- setpgrp(): Creates a new process group. Where implemented, it functions by passing a system call of either setpgrp() or setpgrp(0, 0). It then returns the ID of the new group.
- setpgid(pid, pgrp): Assigns process ID pid to process group pgrp. If both are equal, the process becomes the process leader for the group. If unequal, the process is added to an existing group. Where 0 is used for pid, the current process is used. If 0 is used for pgrp, the process specified by pid becomes a process group leader.
- setreuid(ruid, euid): Sets the real and effective user ID of the calling process.
- setregid(rgid, egid): Sets the real and effective group ID of the calling process.
- setsid(): Creates a new session and returns its session ID. Session IDs are typically used for terminal devices and may be used to administer the jobs created within them.
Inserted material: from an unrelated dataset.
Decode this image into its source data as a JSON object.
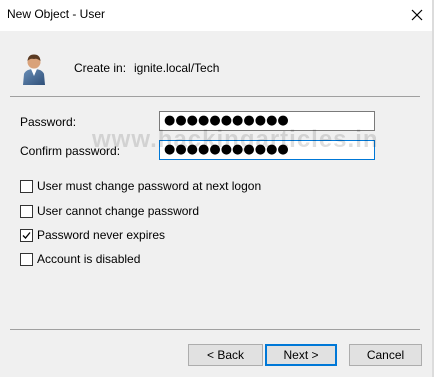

- setuid(uid): Sets the real user ID of the current process. Usually, this system call requires administrative (root) privileges.
In addition to getting and setting, Python's os module offers several similar functions for system-level commands. All are available on Unix derivatives. Those available on Windows are marked below.
- chdir(path): Change the current working directory
- chroot(path): Change the root directory of the current process.
- ctermid(): Returns the filename of the control terminal for the current process as a string.
- fchdir(fd): Changes the current working directory to fd, a file descriptor to an opened directory.
- putenv(varname, value): Set the environment variable varname to string value. Changes here affect subprocesses started with os.system(), popen() or fork() and execv(). (available on Unix and Windows) NB: On some platforms (e.g., FreeBSD, Mac OS X), setting environ may cause memory leaks. Check your system's documentation for putenv(). When putenv() is supported, assignments to items in os.environ are automatically translated into corresponding calls to putenv(). Note, however, that calls to putenv() do not update os.environ, so it is actually preferable to assign to items of os.environ.
- strerror(code): Return the error message corresponding to the error code in code. (Available on Unix and Windows)
- umask(mask): Set the current numeric umask and returns the previous umask. (Available on Unix and Windows)
- uname(): Return a tuple of 5 strings containing information identifying the current operating system: sysname, nodename, release, version, machine. Some systems truncate the nodename to 8 characters or to the leading component; a better way to get the hostname is socket.gethostname() or even socket.gethostbyaddr(socket.gethostname()). This is available only on recent flavors of Unix.
- unsetenv(varname): Unsets the environment variable named varname.